The summer season is here, and your schedule is most likely already packed with all kinds of parties and activities. Almost everyone you know will be outdoors for some party the next couple weeks as The Fourth of July is just around the corner. With it comes marching bands, live music, parades and, of course, fireworks. There is no reason you have to stay home and miss out on the fun, but take a second to consider how you will take care of your hearing when you do go out to celebrate this holiday season.
Noise-induced hearing loss affects around 6 percent of the U.S. adult population less than the age of 70; that equals around 40 million people. It’s sad that this kind of hearing damage is just about 100 percent preventable. It just takes a little planning and common sense. Take into consideration some reasons you should protect your hearing as you celebrate this season and how to do it.
Because Fireworks are the Most Harmful
At the top of the list of potential dangers associated with fireworks, hearing damage is at the top. Despite that, you rarely hear experts warning people about this threat like they do with fire or burns.
Boys Town National Research Hospital states you’re at risk of hearing loss from fireworks regardless if you’re shooting them off yourself or watching them at a public show. After all, any sound over 85 decibels is capable of causing noise-related damage with extensive exposure. Fireworks typically range from 150 to 175 decibels. Even though adults may tolerate up to 140 decibels for a short time, children can only take short periods at 120 decibels. This is according to the World Health Association. Still, both those numbers are lower than what you would expect from a firework

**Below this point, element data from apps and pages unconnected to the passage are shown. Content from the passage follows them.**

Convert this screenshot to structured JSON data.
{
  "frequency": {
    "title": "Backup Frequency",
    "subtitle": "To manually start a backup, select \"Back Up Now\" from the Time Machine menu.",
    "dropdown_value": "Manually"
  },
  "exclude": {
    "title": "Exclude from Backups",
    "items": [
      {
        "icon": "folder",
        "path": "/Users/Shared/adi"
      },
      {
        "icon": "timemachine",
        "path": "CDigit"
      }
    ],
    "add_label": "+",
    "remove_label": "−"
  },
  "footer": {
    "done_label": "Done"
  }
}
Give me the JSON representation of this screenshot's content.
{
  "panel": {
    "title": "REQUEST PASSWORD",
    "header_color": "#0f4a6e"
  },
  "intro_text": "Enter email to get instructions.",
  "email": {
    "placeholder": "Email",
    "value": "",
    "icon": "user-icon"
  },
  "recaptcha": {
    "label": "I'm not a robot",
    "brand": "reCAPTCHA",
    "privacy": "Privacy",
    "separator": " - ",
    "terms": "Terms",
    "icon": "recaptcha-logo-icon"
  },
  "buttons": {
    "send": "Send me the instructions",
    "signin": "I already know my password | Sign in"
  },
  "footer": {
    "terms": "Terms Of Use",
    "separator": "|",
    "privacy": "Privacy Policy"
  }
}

The good news? The further away you are away from the explosion, the lower your risk of hearing damage. People watching, for example, from their porch, would be less at risk than someone in the stands where the fireworks show is happening. Boys Town recommends you stand at least 30 yards away if you are an adult. Children should be 70 yards away to take care of their hearing and babies shouldn’t be there at all.

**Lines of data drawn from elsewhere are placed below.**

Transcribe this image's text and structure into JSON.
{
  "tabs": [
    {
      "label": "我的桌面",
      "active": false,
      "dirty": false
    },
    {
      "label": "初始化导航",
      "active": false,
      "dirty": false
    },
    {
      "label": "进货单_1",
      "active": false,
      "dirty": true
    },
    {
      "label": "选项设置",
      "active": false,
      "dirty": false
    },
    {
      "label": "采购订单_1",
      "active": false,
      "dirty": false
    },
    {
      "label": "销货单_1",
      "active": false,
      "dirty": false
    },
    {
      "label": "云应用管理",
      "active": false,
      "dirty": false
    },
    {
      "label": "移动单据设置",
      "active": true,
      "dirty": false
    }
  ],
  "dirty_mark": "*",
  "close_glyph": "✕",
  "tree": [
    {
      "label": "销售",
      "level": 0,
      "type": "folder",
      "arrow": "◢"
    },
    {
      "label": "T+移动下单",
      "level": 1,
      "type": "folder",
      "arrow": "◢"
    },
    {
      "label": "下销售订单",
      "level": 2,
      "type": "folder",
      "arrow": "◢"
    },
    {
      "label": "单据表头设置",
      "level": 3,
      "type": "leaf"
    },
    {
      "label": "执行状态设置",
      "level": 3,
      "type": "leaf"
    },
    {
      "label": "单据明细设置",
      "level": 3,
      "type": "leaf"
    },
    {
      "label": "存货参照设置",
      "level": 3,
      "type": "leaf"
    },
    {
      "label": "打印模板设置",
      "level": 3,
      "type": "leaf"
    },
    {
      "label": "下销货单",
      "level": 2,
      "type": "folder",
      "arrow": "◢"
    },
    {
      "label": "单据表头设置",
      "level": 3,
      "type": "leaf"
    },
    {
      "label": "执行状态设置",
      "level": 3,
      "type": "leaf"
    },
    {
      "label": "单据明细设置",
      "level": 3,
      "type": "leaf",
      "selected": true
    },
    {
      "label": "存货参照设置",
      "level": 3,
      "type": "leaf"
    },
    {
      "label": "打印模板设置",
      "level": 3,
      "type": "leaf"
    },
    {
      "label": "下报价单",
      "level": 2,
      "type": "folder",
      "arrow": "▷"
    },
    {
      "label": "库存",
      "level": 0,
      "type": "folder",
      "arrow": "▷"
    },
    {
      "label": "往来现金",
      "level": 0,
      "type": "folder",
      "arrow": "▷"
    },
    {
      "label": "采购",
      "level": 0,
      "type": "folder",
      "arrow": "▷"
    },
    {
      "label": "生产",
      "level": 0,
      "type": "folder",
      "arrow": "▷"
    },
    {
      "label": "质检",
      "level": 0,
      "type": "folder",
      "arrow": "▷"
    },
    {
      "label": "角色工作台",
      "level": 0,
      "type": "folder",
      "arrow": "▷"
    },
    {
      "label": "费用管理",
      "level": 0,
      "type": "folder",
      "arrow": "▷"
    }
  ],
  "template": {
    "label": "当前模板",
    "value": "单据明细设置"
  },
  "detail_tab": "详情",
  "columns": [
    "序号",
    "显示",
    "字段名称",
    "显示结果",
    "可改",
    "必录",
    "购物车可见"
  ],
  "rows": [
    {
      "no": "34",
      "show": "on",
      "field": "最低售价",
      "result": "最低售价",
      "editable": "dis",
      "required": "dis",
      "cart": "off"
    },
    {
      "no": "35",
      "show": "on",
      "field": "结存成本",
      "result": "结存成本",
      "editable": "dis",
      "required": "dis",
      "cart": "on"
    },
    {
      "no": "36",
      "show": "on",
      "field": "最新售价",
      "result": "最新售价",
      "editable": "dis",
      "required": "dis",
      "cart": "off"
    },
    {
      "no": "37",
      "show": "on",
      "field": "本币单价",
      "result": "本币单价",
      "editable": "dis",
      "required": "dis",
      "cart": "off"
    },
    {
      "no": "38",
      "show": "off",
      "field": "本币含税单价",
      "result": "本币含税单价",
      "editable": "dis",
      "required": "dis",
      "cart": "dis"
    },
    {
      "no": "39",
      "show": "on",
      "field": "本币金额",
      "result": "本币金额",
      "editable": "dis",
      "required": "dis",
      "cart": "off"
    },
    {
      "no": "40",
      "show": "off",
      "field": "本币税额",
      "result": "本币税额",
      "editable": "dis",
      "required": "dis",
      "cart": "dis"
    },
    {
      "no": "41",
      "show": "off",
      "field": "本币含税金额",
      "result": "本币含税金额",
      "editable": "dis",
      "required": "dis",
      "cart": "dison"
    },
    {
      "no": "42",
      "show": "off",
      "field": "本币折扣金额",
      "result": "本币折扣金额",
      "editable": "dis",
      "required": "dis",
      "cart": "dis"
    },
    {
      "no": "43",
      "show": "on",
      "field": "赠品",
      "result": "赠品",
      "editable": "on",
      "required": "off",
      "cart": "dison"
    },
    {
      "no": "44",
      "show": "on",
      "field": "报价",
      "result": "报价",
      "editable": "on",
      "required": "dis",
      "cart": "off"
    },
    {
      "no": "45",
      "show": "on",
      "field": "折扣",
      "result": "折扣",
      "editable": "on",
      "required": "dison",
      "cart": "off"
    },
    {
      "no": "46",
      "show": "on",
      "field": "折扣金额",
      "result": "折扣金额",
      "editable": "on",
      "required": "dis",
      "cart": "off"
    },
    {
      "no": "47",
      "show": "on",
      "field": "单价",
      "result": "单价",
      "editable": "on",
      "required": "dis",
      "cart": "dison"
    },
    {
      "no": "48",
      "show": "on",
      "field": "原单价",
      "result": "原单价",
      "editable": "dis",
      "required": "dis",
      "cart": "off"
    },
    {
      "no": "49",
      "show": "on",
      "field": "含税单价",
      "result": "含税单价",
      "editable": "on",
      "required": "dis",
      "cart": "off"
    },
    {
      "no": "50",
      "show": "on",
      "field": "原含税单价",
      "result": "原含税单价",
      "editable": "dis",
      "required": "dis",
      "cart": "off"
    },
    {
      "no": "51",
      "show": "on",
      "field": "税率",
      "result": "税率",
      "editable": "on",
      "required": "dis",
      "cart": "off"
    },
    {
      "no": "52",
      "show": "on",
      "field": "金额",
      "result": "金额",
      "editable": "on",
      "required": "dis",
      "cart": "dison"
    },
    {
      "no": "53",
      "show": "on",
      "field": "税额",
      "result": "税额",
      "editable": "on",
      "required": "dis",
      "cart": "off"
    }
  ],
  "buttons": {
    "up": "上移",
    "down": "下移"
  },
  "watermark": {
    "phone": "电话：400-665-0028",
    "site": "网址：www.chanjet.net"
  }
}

You Really Love Live Music
Who doesn’t? And of course some of the best musicians in the world come out to perform in the summer. The World Health Association states that a billion teens are at risk for hearing loss from music whether it is coming from ear-buds, a parade or a favorite band playing on stage.
Any person exposed to loud music faces the same possible consequence, but time is a factor when it comes to live music. A sound at 100 decibels, which is typical level for live shows, becomes dangerous after just 15 minutes. It’s safe to say; most people attend concerts for longer than that!

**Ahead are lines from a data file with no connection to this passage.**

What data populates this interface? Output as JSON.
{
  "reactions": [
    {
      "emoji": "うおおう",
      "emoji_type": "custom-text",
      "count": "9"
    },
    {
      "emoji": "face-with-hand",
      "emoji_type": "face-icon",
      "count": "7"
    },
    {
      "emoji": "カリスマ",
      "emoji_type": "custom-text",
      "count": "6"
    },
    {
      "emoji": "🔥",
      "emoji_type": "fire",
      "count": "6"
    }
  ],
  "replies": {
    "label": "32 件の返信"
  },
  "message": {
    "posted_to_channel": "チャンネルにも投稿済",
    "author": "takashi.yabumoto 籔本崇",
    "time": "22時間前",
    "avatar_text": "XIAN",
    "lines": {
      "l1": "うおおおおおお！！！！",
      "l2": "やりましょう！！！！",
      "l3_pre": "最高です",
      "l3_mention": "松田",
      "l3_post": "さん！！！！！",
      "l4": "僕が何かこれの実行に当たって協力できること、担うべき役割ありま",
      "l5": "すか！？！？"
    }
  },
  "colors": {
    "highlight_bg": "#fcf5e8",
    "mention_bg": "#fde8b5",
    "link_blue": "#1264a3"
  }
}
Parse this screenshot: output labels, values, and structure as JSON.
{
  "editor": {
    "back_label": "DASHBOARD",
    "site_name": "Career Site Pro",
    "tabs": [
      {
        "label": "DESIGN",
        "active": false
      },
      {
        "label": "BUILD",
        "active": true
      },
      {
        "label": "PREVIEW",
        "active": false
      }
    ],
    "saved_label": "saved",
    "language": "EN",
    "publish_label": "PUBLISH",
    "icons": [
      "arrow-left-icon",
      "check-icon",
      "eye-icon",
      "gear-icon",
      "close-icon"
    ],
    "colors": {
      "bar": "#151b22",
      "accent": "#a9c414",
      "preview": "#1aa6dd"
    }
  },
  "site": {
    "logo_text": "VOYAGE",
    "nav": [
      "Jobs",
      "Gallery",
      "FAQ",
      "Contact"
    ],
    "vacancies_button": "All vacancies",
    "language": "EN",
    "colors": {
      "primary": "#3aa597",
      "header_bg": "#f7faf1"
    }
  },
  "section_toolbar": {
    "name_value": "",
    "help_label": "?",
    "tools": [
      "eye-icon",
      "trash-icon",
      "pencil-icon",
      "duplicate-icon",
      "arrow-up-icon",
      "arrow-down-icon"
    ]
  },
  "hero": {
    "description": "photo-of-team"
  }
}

Then There are the People
The most underestimated danger for hearing damage is crowd noise. When the crowd is into the celebration everybody is talking and yelling loudly. The American Speech-Language-Hearing Association says that at sporting events the crowd volume is 80 to 90 dB. Unfortunately, it will probably be higher and more consistent at a parade or celebration.
Mix Celebratory Fun with a Little Common Sense
What can you do to take care of your ears? It’s a lot more common sense than you might think. Try to determine what the hearing risk is before the event:
- Will there be loud music?
- Large crowds?
What precautions you take depends on how loud you think the celebration will be. It is important to wear hearing protection if you are going to be around loud music, crowds, or fireworks. With something simple like foam earplugs, you can still hear what’s going on, but at a much safer level.
If there is a fireworks show, take the family back to a safe distance. The nature of fireworks means you can enjoy them without being in the front row. Plan on watching from at least a block or two away. There will be fewer people back there, too, so you’ll be able to enjoy the show more comfortably.
The Sumer Season has Other Risks Besides Hearing Damage
Noise is only one of several concerns. Hot sun, not enough water, excessive drinking, and fatigue also can be a concern. These things can make hearing loss or tinnitus worse.
Try not to overdo it. Don’t go to the celebration too early if it’s going to be a late night. Bring lots of water with you to prevent dehydration and if you are drinking alcohol, do it in moderation. Getting out of the heat for short periods is essential. Where is the nearest shade? Is there an air-conditioned building nearby?
Don’t expose yourself to permanent hearing damage for a once a year celebration. Enjoy the holiday but be sure to protect your ears also. If you are worried that you may have already suffered hearing damage it is important to schedule an appointment with a hearing care specialist.